Verbal Reports and "Real' Reasons" : Confabulation and Conflation
This paper examines the relation between the various forces which underlie human action and verbal reports about our reasons for acting as we did. I maintain that much of the psychological literature on confabulations rests on a dangerous conflation of the reasons for which people act with a variety of distinct motivational factors. In particular, I argue that subjects frequently give correct answers to questions about the considerations they acted upon while remaining largely unaware of why they take themselves to have such reasons to act. Pari passu, experimental psychologists are wrong to maintain that they have shown our everyday reason talk to be systematically confused. This is significant because our everyday reason-ascriptions affect characterizations of action (in terms of intention, knowledge, foresight, etc.) that are morally and legally relevant.

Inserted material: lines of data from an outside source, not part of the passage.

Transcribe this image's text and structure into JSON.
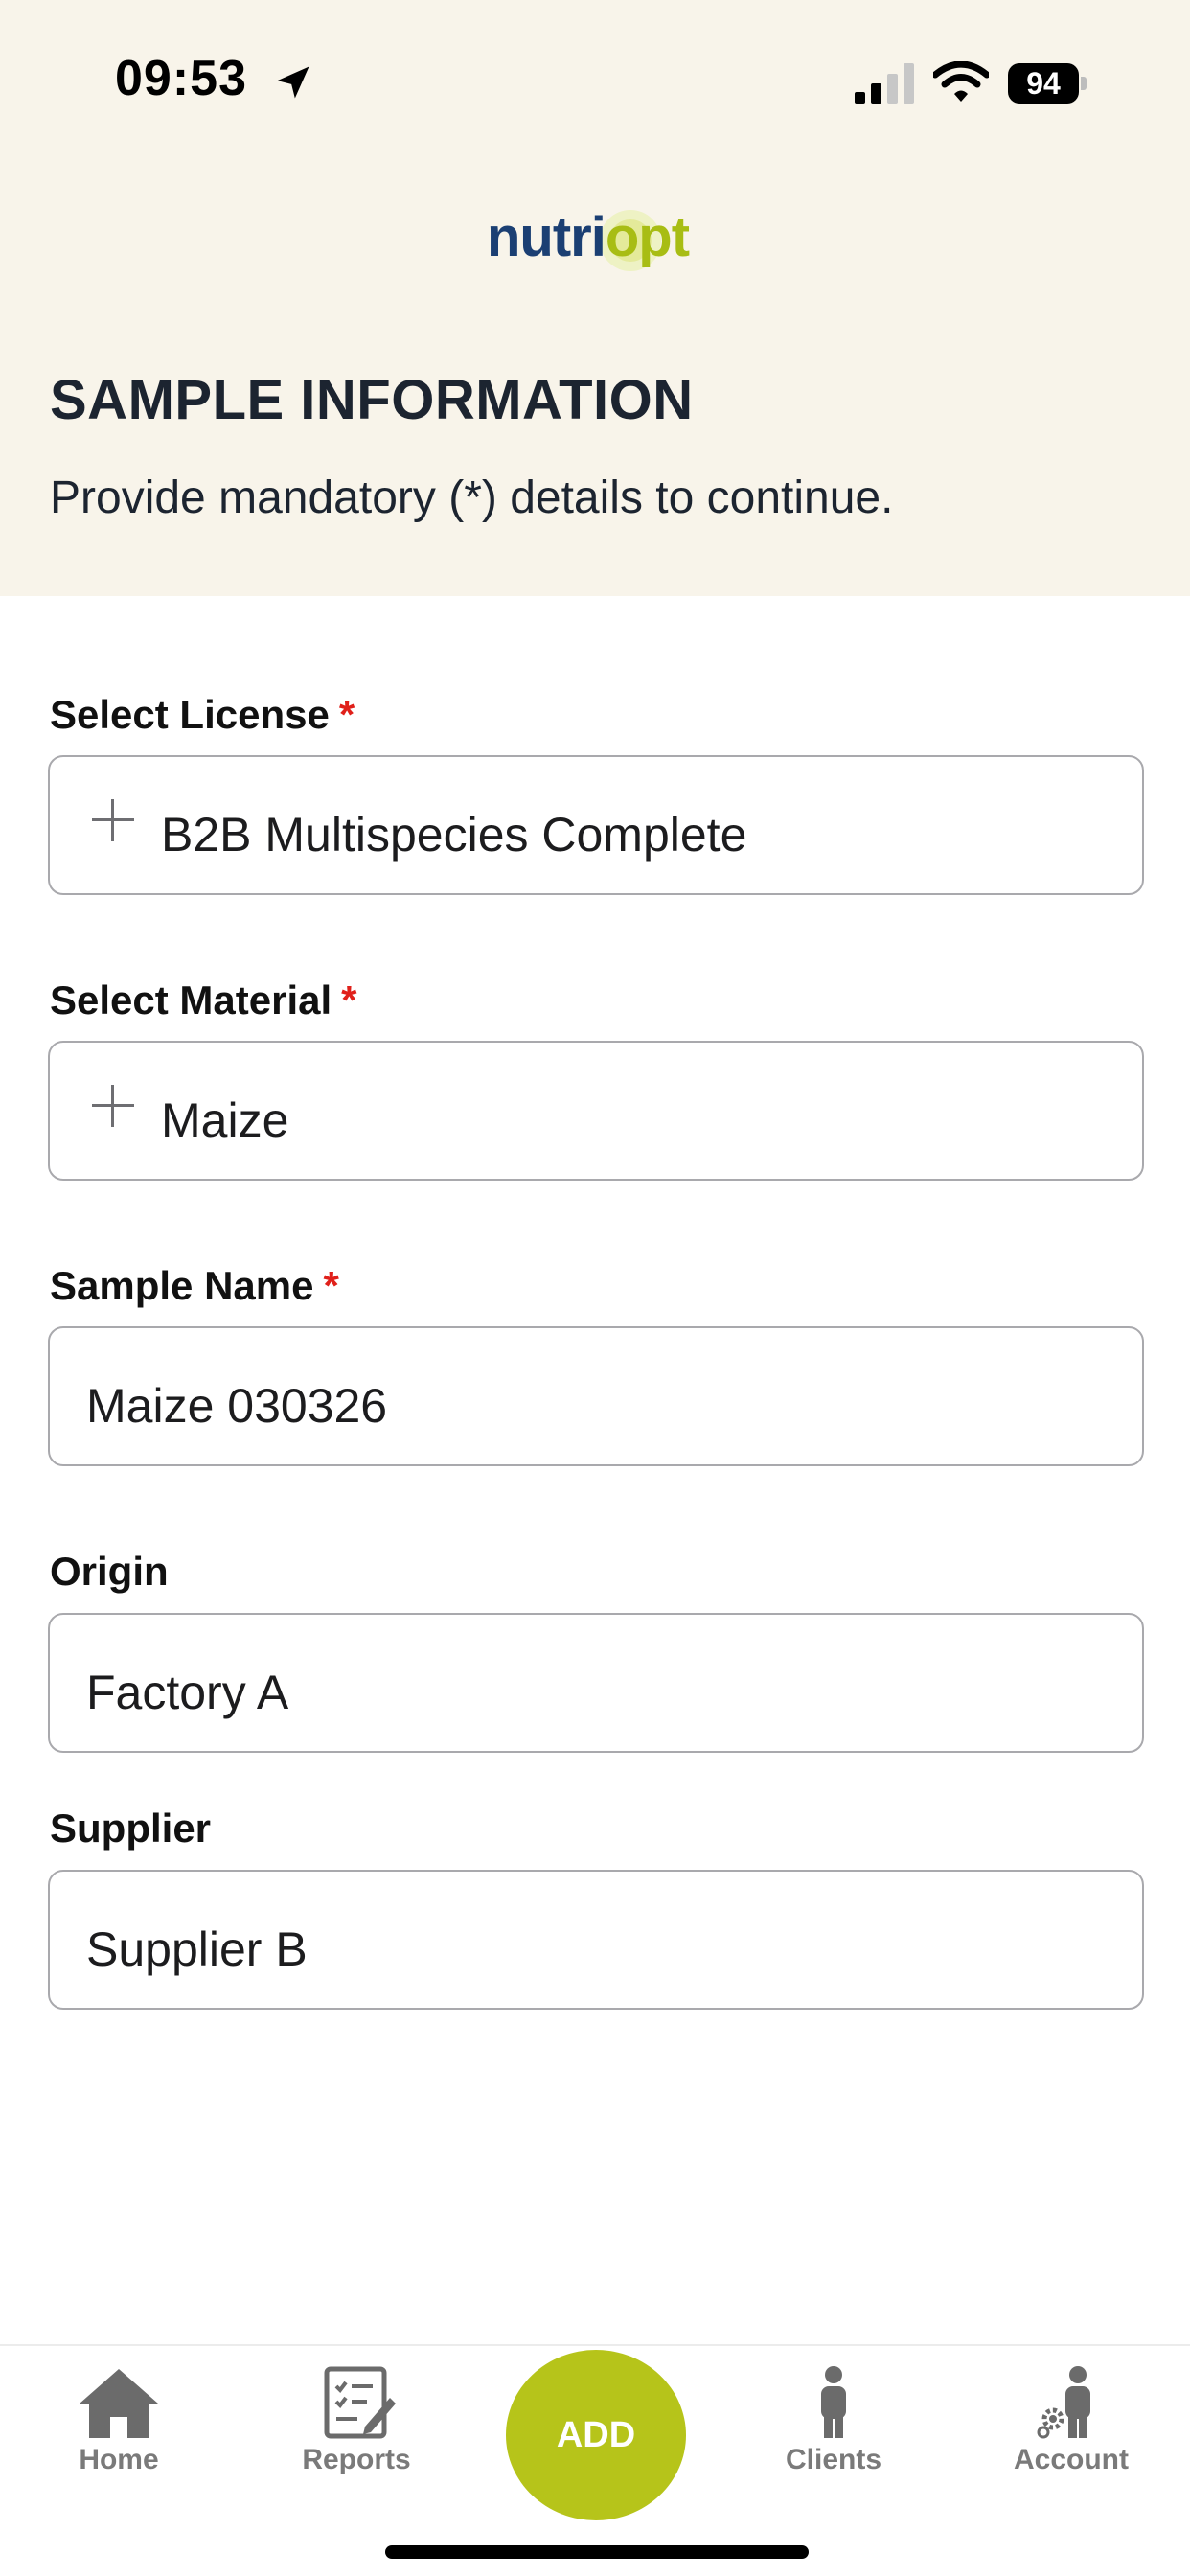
{
  "status_bar": {
    "time": "09:53",
    "battery": "94",
    "icons": [
      "location-arrow-icon",
      "cellular-signal-icon",
      "wifi-icon",
      "battery-icon"
    ]
  },
  "logo": {
    "text_main": "nutri",
    "text_accent": "opt",
    "brand_color": "#1b3f73",
    "accent_color": "#a8bd14"
  },
  "header": {
    "title": "SAMPLE INFORMATION",
    "subtitle": "Provide mandatory (*) details to continue."
  },
  "form": {
    "required_marker": "*",
    "license": {
      "label": "Select License",
      "value": "B2B Multispecies Complete",
      "icon": "plus-icon"
    },
    "material": {
      "label": "Select Material",
      "value": "Maize",
      "icon": "plus-icon"
    },
    "sample_name": {
      "label": "Sample Name",
      "value": "Maize 030326"
    },
    "origin": {
      "label": "Origin",
      "value": "Factory A"
    },
    "supplier": {
      "label": "Supplier",
      "value": "Supplier B"
    }
  },
  "tabbar": {
    "home": "Home",
    "reports": "Reports",
    "add": "ADD",
    "clients": "Clients",
    "account": "Account",
    "add_color": "#b6c41a"
  },
  "colors": {
    "header_bg": "#f8f4ea",
    "required": "#e0201a"
  }
}
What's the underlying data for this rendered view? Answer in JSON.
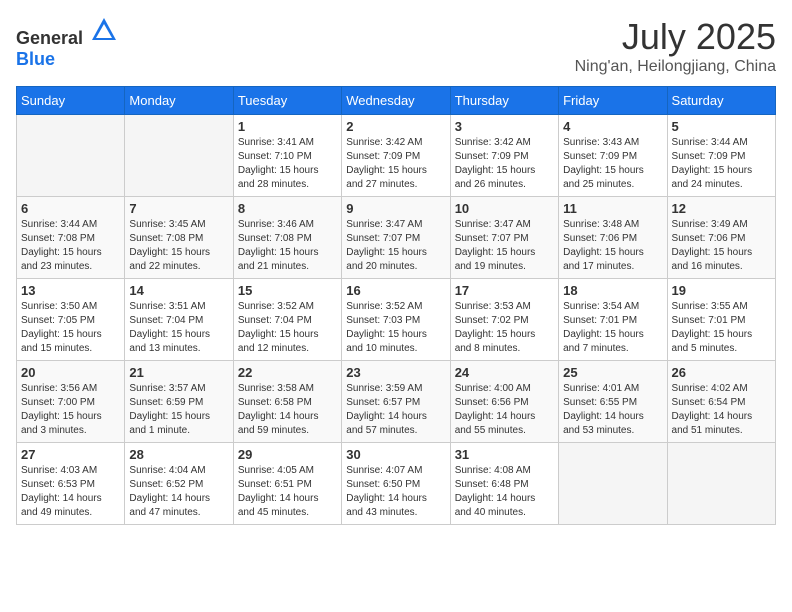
{
  "header": {
    "logo_general": "General",
    "logo_blue": "Blue",
    "month_year": "July 2025",
    "location": "Ning'an, Heilongjiang, China"
  },
  "weekdays": [
    "Sunday",
    "Monday",
    "Tuesday",
    "Wednesday",
    "Thursday",
    "Friday",
    "Saturday"
  ],
  "weeks": [
    [
      {
        "day": "",
        "info": ""
      },
      {
        "day": "",
        "info": ""
      },
      {
        "day": "1",
        "info": "Sunrise: 3:41 AM\nSunset: 7:10 PM\nDaylight: 15 hours\nand 28 minutes."
      },
      {
        "day": "2",
        "info": "Sunrise: 3:42 AM\nSunset: 7:09 PM\nDaylight: 15 hours\nand 27 minutes."
      },
      {
        "day": "3",
        "info": "Sunrise: 3:42 AM\nSunset: 7:09 PM\nDaylight: 15 hours\nand 26 minutes."
      },
      {
        "day": "4",
        "info": "Sunrise: 3:43 AM\nSunset: 7:09 PM\nDaylight: 15 hours\nand 25 minutes."
      },
      {
        "day": "5",
        "info": "Sunrise: 3:44 AM\nSunset: 7:09 PM\nDaylight: 15 hours\nand 24 minutes."
      }
    ],
    [
      {
        "day": "6",
        "info": "Sunrise: 3:44 AM\nSunset: 7:08 PM\nDaylight: 15 hours\nand 23 minutes."
      },
      {
        "day": "7",
        "info": "Sunrise: 3:45 AM\nSunset: 7:08 PM\nDaylight: 15 hours\nand 22 minutes."
      },
      {
        "day": "8",
        "info": "Sunrise: 3:46 AM\nSunset: 7:08 PM\nDaylight: 15 hours\nand 21 minutes."
      },
      {
        "day": "9",
        "info": "Sunrise: 3:47 AM\nSunset: 7:07 PM\nDaylight: 15 hours\nand 20 minutes."
      },
      {
        "day": "10",
        "info": "Sunrise: 3:47 AM\nSunset: 7:07 PM\nDaylight: 15 hours\nand 19 minutes."
      },
      {
        "day": "11",
        "info": "Sunrise: 3:48 AM\nSunset: 7:06 PM\nDaylight: 15 hours\nand 17 minutes."
      },
      {
        "day": "12",
        "info": "Sunrise: 3:49 AM\nSunset: 7:06 PM\nDaylight: 15 hours\nand 16 minutes."
      }
    ],
    [
      {
        "day": "13",
        "info": "Sunrise: 3:50 AM\nSunset: 7:05 PM\nDaylight: 15 hours\nand 15 minutes."
      },
      {
        "day": "14",
        "info": "Sunrise: 3:51 AM\nSunset: 7:04 PM\nDaylight: 15 hours\nand 13 minutes."
      },
      {
        "day": "15",
        "info": "Sunrise: 3:52 AM\nSunset: 7:04 PM\nDaylight: 15 hours\nand 12 minutes."
      },
      {
        "day": "16",
        "info": "Sunrise: 3:52 AM\nSunset: 7:03 PM\nDaylight: 15 hours\nand 10 minutes."
      },
      {
        "day": "17",
        "info": "Sunrise: 3:53 AM\nSunset: 7:02 PM\nDaylight: 15 hours\nand 8 minutes."
      },
      {
        "day": "18",
        "info": "Sunrise: 3:54 AM\nSunset: 7:01 PM\nDaylight: 15 hours\nand 7 minutes."
      },
      {
        "day": "19",
        "info": "Sunrise: 3:55 AM\nSunset: 7:01 PM\nDaylight: 15 hours\nand 5 minutes."
      }
    ],
    [
      {
        "day": "20",
        "info": "Sunrise: 3:56 AM\nSunset: 7:00 PM\nDaylight: 15 hours\nand 3 minutes."
      },
      {
        "day": "21",
        "info": "Sunrise: 3:57 AM\nSunset: 6:59 PM\nDaylight: 15 hours\nand 1 minute."
      },
      {
        "day": "22",
        "info": "Sunrise: 3:58 AM\nSunset: 6:58 PM\nDaylight: 14 hours\nand 59 minutes."
      },
      {
        "day": "23",
        "info": "Sunrise: 3:59 AM\nSunset: 6:57 PM\nDaylight: 14 hours\nand 57 minutes."
      },
      {
        "day": "24",
        "info": "Sunrise: 4:00 AM\nSunset: 6:56 PM\nDaylight: 14 hours\nand 55 minutes."
      },
      {
        "day": "25",
        "info": "Sunrise: 4:01 AM\nSunset: 6:55 PM\nDaylight: 14 hours\nand 53 minutes."
      },
      {
        "day": "26",
        "info": "Sunrise: 4:02 AM\nSunset: 6:54 PM\nDaylight: 14 hours\nand 51 minutes."
      }
    ],
    [
      {
        "day": "27",
        "info": "Sunrise: 4:03 AM\nSunset: 6:53 PM\nDaylight: 14 hours\nand 49 minutes."
      },
      {
        "day": "28",
        "info": "Sunrise: 4:04 AM\nSunset: 6:52 PM\nDaylight: 14 hours\nand 47 minutes."
      },
      {
        "day": "29",
        "info": "Sunrise: 4:05 AM\nSunset: 6:51 PM\nDaylight: 14 hours\nand 45 minutes."
      },
      {
        "day": "30",
        "info": "Sunrise: 4:07 AM\nSunset: 6:50 PM\nDaylight: 14 hours\nand 43 minutes."
      },
      {
        "day": "31",
        "info": "Sunrise: 4:08 AM\nSunset: 6:48 PM\nDaylight: 14 hours\nand 40 minutes."
      },
      {
        "day": "",
        "info": ""
      },
      {
        "day": "",
        "info": ""
      }
    ]
  ]
}
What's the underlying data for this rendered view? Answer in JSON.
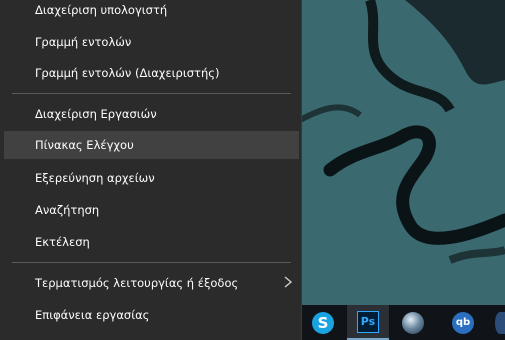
{
  "menu": {
    "items": [
      {
        "label": "Διαχείριση υπολογιστή"
      },
      {
        "label": "Γραμμή εντολών"
      },
      {
        "label": "Γραμμή εντολών (Διαχειριστής)"
      },
      {
        "label": "Διαχείριση Εργασιών"
      },
      {
        "label": "Πίνακας Ελέγχου"
      },
      {
        "label": "Εξερεύνηση αρχείων"
      },
      {
        "label": "Αναζήτηση"
      },
      {
        "label": "Εκτέλεση"
      },
      {
        "label": "Τερματισμός λειτουργίας ή έξοδος"
      },
      {
        "label": "Επιφάνεια εργασίας"
      }
    ],
    "highlighted_item": "Πίνακας Ελέγχου",
    "submenu_indicator": "chevron-right-icon"
  },
  "taskbar": {
    "icons": [
      {
        "name": "skype-icon",
        "glyph": "S"
      },
      {
        "name": "photoshop-icon",
        "glyph": "Ps",
        "active": true
      },
      {
        "name": "globe-icon",
        "glyph": ""
      },
      {
        "name": "qbittorrent-icon",
        "glyph": "qb"
      },
      {
        "name": "app-icon",
        "glyph": ""
      }
    ]
  },
  "colors": {
    "menu_bg": "#2b2b2b",
    "highlight_bg": "#414141",
    "separator": "#5a5a5a",
    "taskbar_bg": "#101418",
    "accent": "#7aa7c7"
  }
}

I conclude, more positively, that far from rendering empirical research on confabulations invalid, my account helps to reveal its true insights into human nature.